Step 6: Keeping your protractor in place to monitor change, ensure your torque wrench is set to the appropriate specification and begin slowly tightening the rings evenly and in a crossing pattern.
First, tighten until you feel resistance at each screw. Then use several passes of limited rotation to make certain the gaps between the halves of the rings are equal, until you click-off on each screw (indicating you’ve met the torque specification).
If your protractor indicates a change in the optic’s relative position to the upper’s rail, you’ll need to adjust your approach for how you tighten each individual screw, adjust the scope within the rings to compensate for the movement, or consider lapping your rings and trying again (presuming the rings are uneven and pushing the optic out of alignment).

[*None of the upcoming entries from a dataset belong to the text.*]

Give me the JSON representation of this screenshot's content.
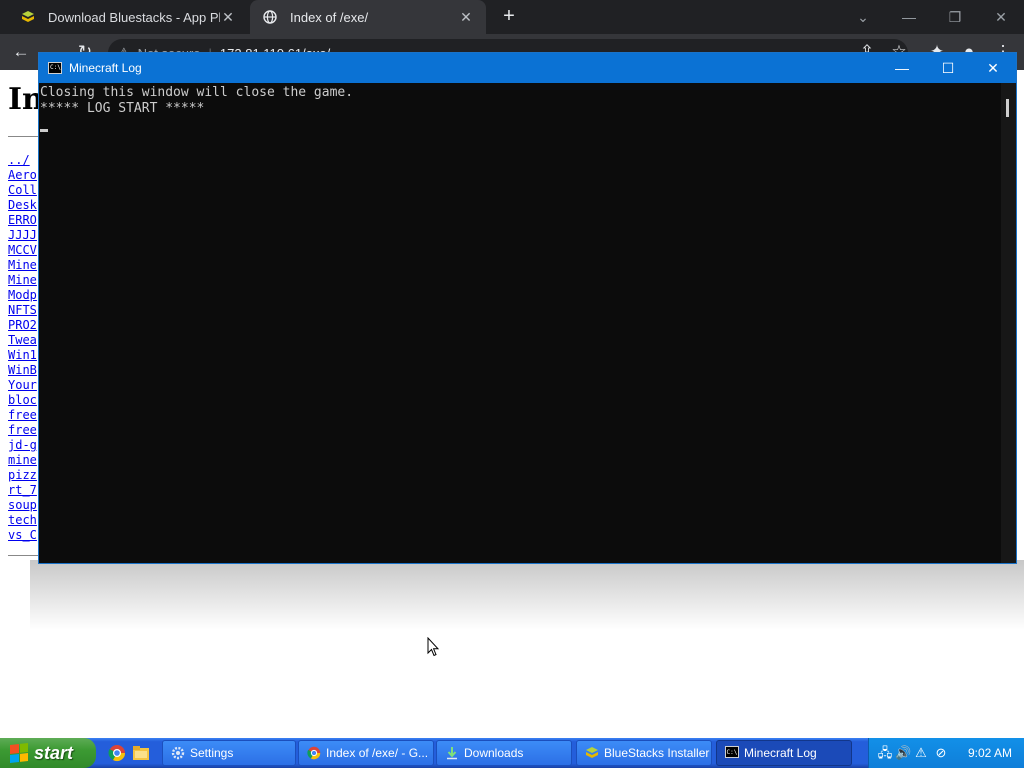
{
  "browser": {
    "tabs": [
      {
        "title": "Download Bluestacks - App Playe",
        "icon": "bluestacks-icon"
      },
      {
        "title": "Index of /exe/",
        "icon": "globe-icon",
        "active": true
      }
    ],
    "address": {
      "security": "Not secure",
      "url": "172.81.110.61/exe/"
    }
  },
  "page": {
    "heading": "Index of /exe/",
    "files": [
      "../",
      "Aero",
      "Coll",
      "Desk",
      "ERRO",
      "JJJJ",
      "MCCV",
      "Mine",
      "Mine",
      "Modp",
      "NFTS",
      "PRO2",
      "Twea",
      "Win1",
      "WinB",
      "Your",
      "bloc",
      "free",
      "free",
      "jd-g",
      "mine",
      "pizz",
      "rt_7",
      "soup",
      "tech",
      "vs_C"
    ]
  },
  "console": {
    "title": "Minecraft Log",
    "lines": [
      "Closing this window will close the game.",
      "***** LOG START *****"
    ]
  },
  "taskbar": {
    "start_label": "start",
    "items": [
      {
        "label": "Settings",
        "icon": "gear-icon"
      },
      {
        "label": "Index of /exe/ - G...",
        "icon": "chrome-icon"
      },
      {
        "label": "Downloads",
        "icon": "download-icon"
      },
      {
        "label": "BlueStacks Installer",
        "icon": "bluestacks-icon"
      },
      {
        "label": "Minecraft Log",
        "icon": "console-icon",
        "active": true
      }
    ],
    "clock": "9:02 AM"
  },
  "colors": {
    "console_title": "#0b72d4",
    "console_bg": "#0c0c0c",
    "taskbar": "#245edb",
    "start": "#3c9a33"
  }
}
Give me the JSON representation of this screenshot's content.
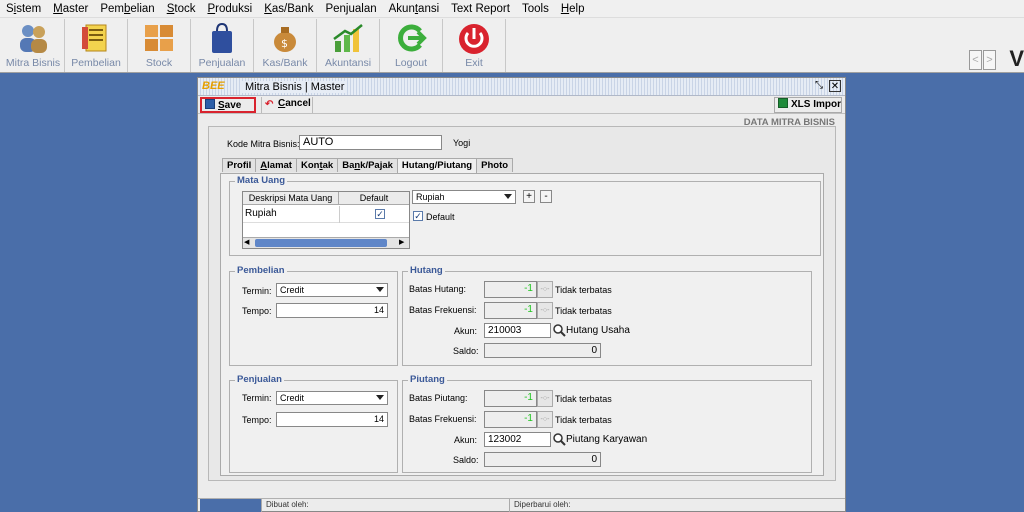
{
  "menu": [
    {
      "pre": "S",
      "u": "i",
      "post": "stem"
    },
    {
      "pre": "",
      "u": "M",
      "post": "aster"
    },
    {
      "pre": "Pem",
      "u": "b",
      "post": "elian"
    },
    {
      "pre": "",
      "u": "S",
      "post": "tock"
    },
    {
      "pre": "",
      "u": "P",
      "post": "roduksi"
    },
    {
      "pre": "",
      "u": "K",
      "post": "as/Bank"
    },
    {
      "pre": "Pen",
      "u": "j",
      "post": "ualan"
    },
    {
      "pre": "Akun",
      "u": "t",
      "post": "ansi"
    },
    {
      "pre": "Text Report",
      "u": "",
      "post": ""
    },
    {
      "pre": "Tools",
      "u": "",
      "post": ""
    },
    {
      "pre": "",
      "u": "H",
      "post": "elp"
    }
  ],
  "toolbar": {
    "items": [
      "Mitra Bisnis",
      "Pembelian",
      "Stock",
      "Penjualan",
      "Kas/Bank",
      "Akuntansi",
      "Logout",
      "Exit"
    ],
    "nav_prev": "<",
    "nav_next": ">",
    "right_letter": "V"
  },
  "window": {
    "logo": "BEE",
    "title": "Mitra Bisnis | Master",
    "save_u": "S",
    "save_rest": "ave",
    "cancel_u": "C",
    "cancel_rest": "ancel",
    "xls": "XLS Impor",
    "page_header": "DATA MITRA BISNIS"
  },
  "form": {
    "kode_label": "Kode Mitra Bisnis:",
    "kode_value": "AUTO",
    "name_value": "Yogi"
  },
  "tabs": [
    "Profil",
    "Alamat",
    "Kontak",
    "Bank/Pajak",
    "Hutang/Piutang",
    "Photo"
  ],
  "active_tab": "Hutang/Piutang",
  "mata_uang": {
    "title": "Mata Uang",
    "col_desc": "Deskripsi Mata Uang",
    "col_default": "Default",
    "row_desc": "Rupiah",
    "row_default": true,
    "select_value": "Rupiah",
    "add": "+",
    "remove": "-",
    "default_label": "Default"
  },
  "pembelian": {
    "title": "Pembelian",
    "termin_label": "Termin:",
    "termin_value": "Credit",
    "tempo_label": "Tempo:",
    "tempo_value": "14"
  },
  "hutang": {
    "title": "Hutang",
    "batas_label": "Batas Hutang:",
    "batas_value": "-1",
    "batas_note": "Tidak terbatas",
    "frek_label": "Batas Frekuensi:",
    "frek_value": "-1",
    "frek_note": "Tidak terbatas",
    "akun_label": "Akun:",
    "akun_value": "210003",
    "akun_name": "Hutang Usaha",
    "saldo_label": "Saldo:",
    "saldo_value": "0"
  },
  "penjualan": {
    "title": "Penjualan",
    "termin_label": "Termin:",
    "termin_value": "Credit",
    "tempo_label": "Tempo:",
    "tempo_value": "14"
  },
  "piutang": {
    "title": "Piutang",
    "batas_label": "Batas Piutang:",
    "batas_value": "-1",
    "batas_note": "Tidak terbatas",
    "frek_label": "Batas Frekuensi:",
    "frek_value": "-1",
    "frek_note": "Tidak terbatas",
    "akun_label": "Akun:",
    "akun_value": "123002",
    "akun_name": "Piutang Karyawan",
    "saldo_label": "Saldo:",
    "saldo_value": "0"
  },
  "status": {
    "dibuat": "Dibuat oleh:",
    "diperbarui": "Diperbarui oleh:"
  },
  "colors": {
    "desktop": "#4a6ea9",
    "save_highlight": "#d9232e",
    "group_title": "#3b5998",
    "limit_value": "#1ec41e"
  },
  "icons": [
    "users-icon",
    "ledger-icon",
    "boxes-icon",
    "shopping-bag-icon",
    "money-bag-icon",
    "chart-up-icon",
    "logout-arrow-icon",
    "power-icon"
  ]
}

Once you’re locked-in to specifications, remove your protractor from your optic, and then set it back down in the same spot to double-check the reading.
You can triple-check using an available pre-qualified section of rail. Look into your optic and line up the reticle with a right angle (like a door frame) and conduct a visual assessment of your reticle for proper alignment of cross-hairs or other markings, relative to the upper receiver.
The straight-forward, simple process complete, once everything checks out satisfactorily you should be set to re-assemble the firearm (if necessary) and head out to the range to dial-in the optic.
Other Useful Employments
Fred, being who he is, instinctively checked the gas block on each of the three firearms I brought in that day. Above, the Armalite’s gas block was off slightly so he took the liberty of bringing it back in-line.
A digital protractor also works really well for timing muzzle devices. Many devices have a flat spot at the 0°, 90°, 180°, and/or 270° positions from which you can take your reading. When muzzle devices are absent a flat side, you may need to get a little creative, as demonstrated by Fred in the photo above.
If you spend more than a few hours a month working on firearms, a digital protractor is well worth the investment. As soon as you have one in-hand you should block out the next day or two because you’ll most likely be checking and re-mounting many of your rails, optics, and muzzle devices.
And if you’re like Fred Hastings, it will feel like the right thing to do. If you’re not, that’s fine – your arms may still run. But why did you read this article?